To keep you abreast of all that’s been happening on television–and there is so, so much–we’ve compiled five of the best moments featured this past week. This week emotions ran high, what with the literal high Jon Hamm and co. took on this week’s Mad Men, the emotional high we experienced on the Season Finale of ABC’s Scandal, as well as Kanye West’s polemic “New Slave” performance on SNL.
Scandal. The very word evokes the scintillating frenzy of gossip, deceit, sexual promiscuity and betrayal. Luckily, you can find all of this in last week’s season finale. The episode finds us back at Pope & Associates, with the gang recently discovering Billy Chambers, former Chief of Staff to the Vice President, has been the mole attempting to leak Defiance to the public, exposing President Fitz for rigging the Presidential Election. Quinn gets trigger-happy when delivering justice via an electric drill to Chambers when she and Huck suspect he stole the Cytron card containing the details on Defiance; Cyrus has a heart attack, Fitz shows off his “superpowers” to Olivia (good one, Fitz—so risqué), and David Rosen proves to be a competent locksmith. And on top of that, once everything resolves — Defiance cleared David Rosen, who’s made DC District Attorney, Chambers is locked up, and Olivia dons her white cowboy hat, — you’ll get some news that made me, along with the other eight people viewing the finale with me, scream so loud we began to sweat. More than one secret’s out, and we’ll have to wait for Season Three in the fall to see how it’ll all go down.
Kanye West temporarily dropped from the artistic sphere with his engagement to Kim Kardashian, but in this week’s SNL hosted by Ben Affleck, West revealed two new tracks from his upcoming LP Yeezus, “Black Skinhead” and “New Slave,” that without a doubt reestablish his position as one of the leading artists of our generation. “Black Skinhead” was performed over gritty projections of the three-headed beast Cerberus and — perhaps suggesting that he’s been made a beast within racist media — with West grunting, groaning, and even roaring in his raps. “New Slave” is nothing short of artistic brilliance, critiquing the prison industrial complex, structural socio-economic inequality, and an era of new slaves trapped within all-too-familiar and dehumanizing capitalist constraints. Visually arresting, dramatic, socially relevant and brilliantly executed, if these songs are at all verifiable indications of what’s to come of Yeezus (and why wouldn’t they?), we might find ourselves listening to one of the most engaging, controversial, and meaningful albums in recent years.

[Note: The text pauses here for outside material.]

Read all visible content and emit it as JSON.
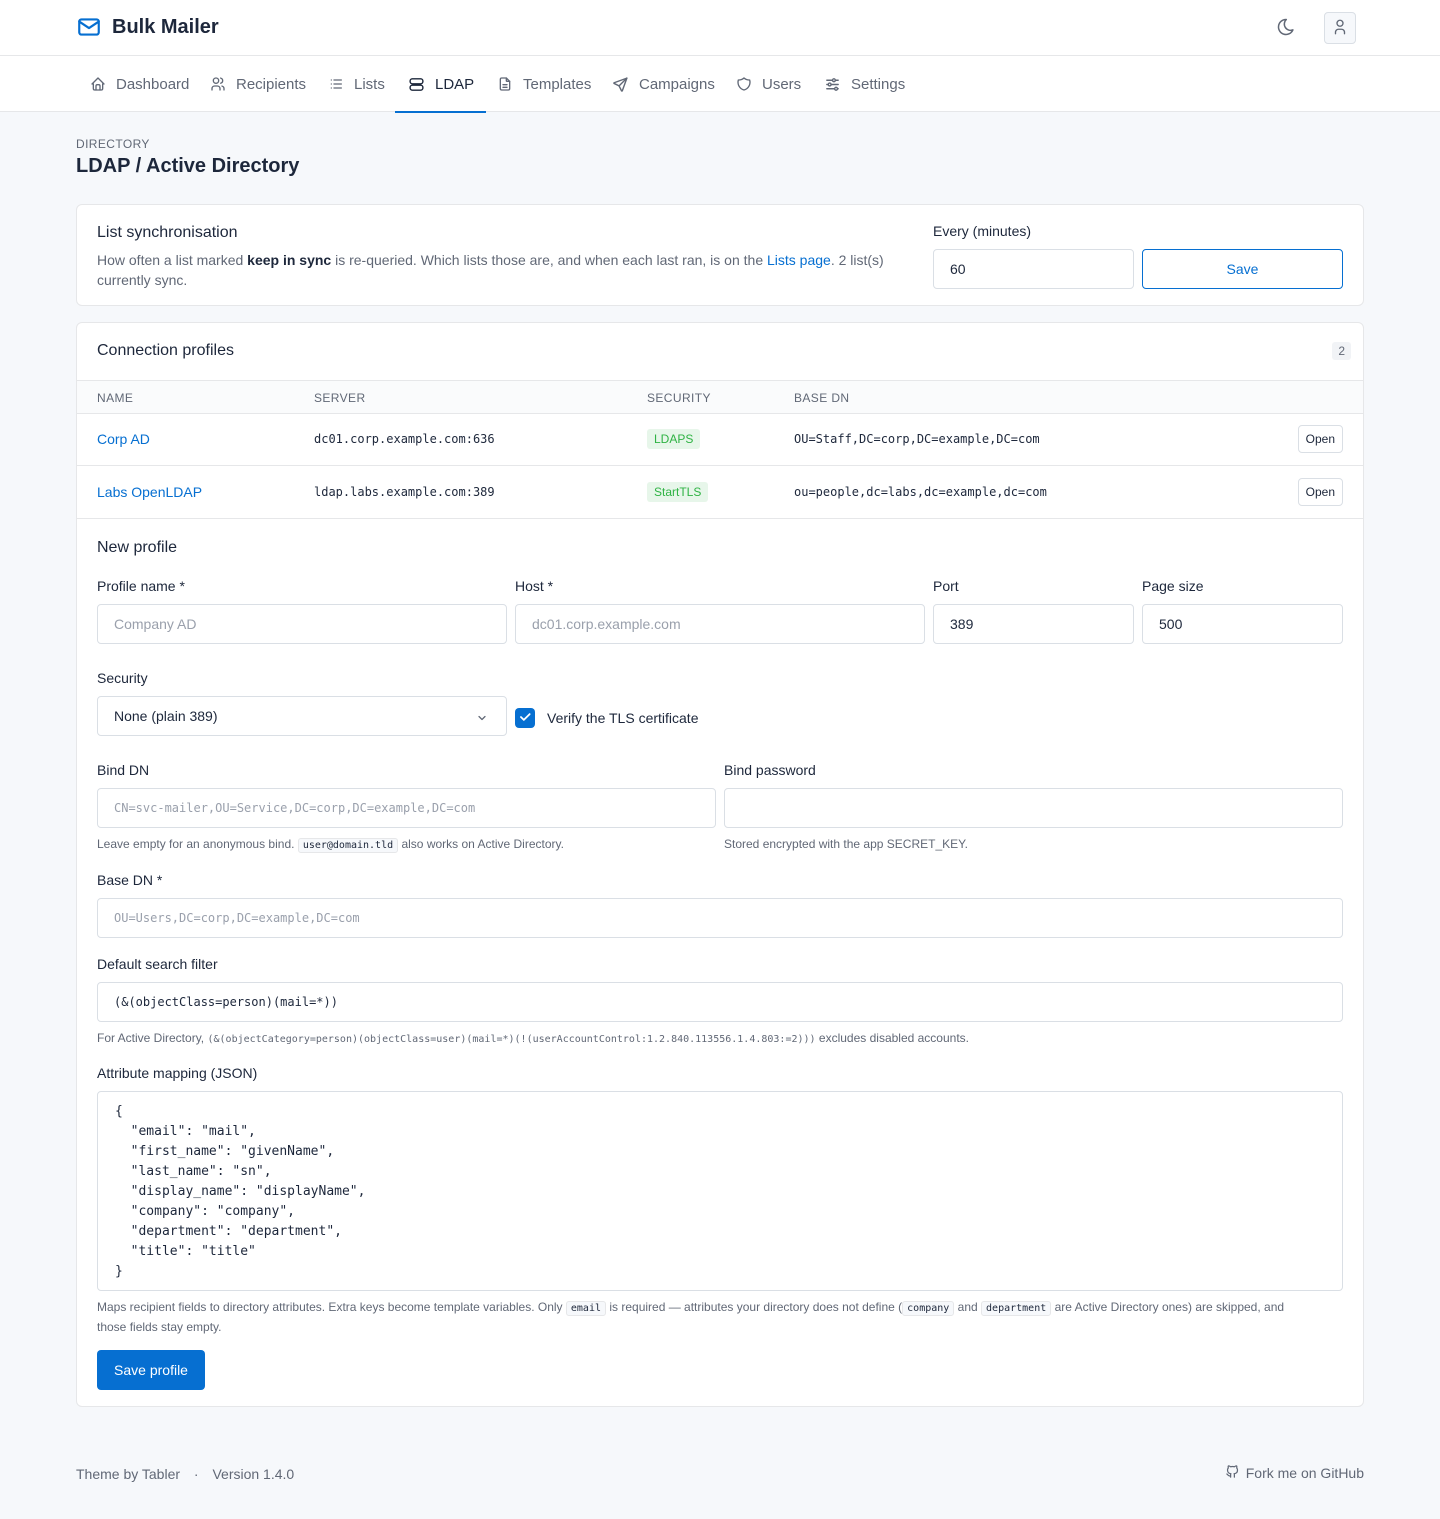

What what, in the butt? After the creative team at Sterling Cooper Draper Price Cutler Gleason and Chaough (phew) injected with a serum comprised of “some vitamin supplements” and a mysterious, undisclosed chemical mash, things quickly take a turn for the worse when Don’s unconscious begins to rehash a history of abuse and he completely loses sight of his work with Chevy. Even worse, we realize Don’s drug-induced psychosis causes him to leave the back door of his apartment open, leaving Sally, Bobby, and Jean vulnerable to a thief named Ida who breaks into their home. “The Crash” finds Don to be more than just a cheating husband, a stalker, and a negligent parent; he’s proving to be an increasingly incompetent worker. The episode also hints at more than just Don’s crash from the vitamin high and his collapse when he finally after days returns from work; the lies and cover-ups Don’s been holding onto his entire life are finally beginning to drive him insane, and perhaps to an untimely death.
Marc Maron’s comedy — and this new show — are often about real pain, and you get a sense of it in this scene in which he unleashes decades of pent-up anger and resentment. The show is also concerned with masculinity, and how men process that pain and express it to each other. There’s a conversation between Maron and Dennis Leary in the previous episode where Maron’s inability to stick up for himself becomes the basis of Leary’s pointed jabs — calling him a “pussy” repeatedly, then scoffing when Maron refuses to retort. This scene sets a precedent for the fight between Maron and his father; the scene also doesn’t give us the easy out of reconciliation: it’s resolved with either violence or insults. It’s the kind of thing that’s supposed to make you feel better, like a weight has been lifted, when it really hasn’t.
Princess Bubblegum has always been an independent, deeply thoughtful, and self-determined person. A scientist and an empiricist, she finds hard evidence to justify facts, and then develops an appropriate strategy to address them. Love and infatuation for Bubblegum are conundrum she can’t quite understand because they can’t be proven scientifically; it’s why she left Finn hanging dry when he professed his love for her season’s back, and why he moved on to Flame Princess. But in this latest episode of Adventure Time, a suitor named Braco pursues PB down a road that leads to a pit of fire, and is then transformed by Peppermint Butler into a deranged, demon-possessed monster. Finding love is hard, and it’s even more difficult maintaining it. But if your princess is a super-genius who can whip you up a robot-clone of herself at a moment’s notice, it doesn’t always have to end in heartache. It could however, end with an unexpected slap from Peppermint Butler.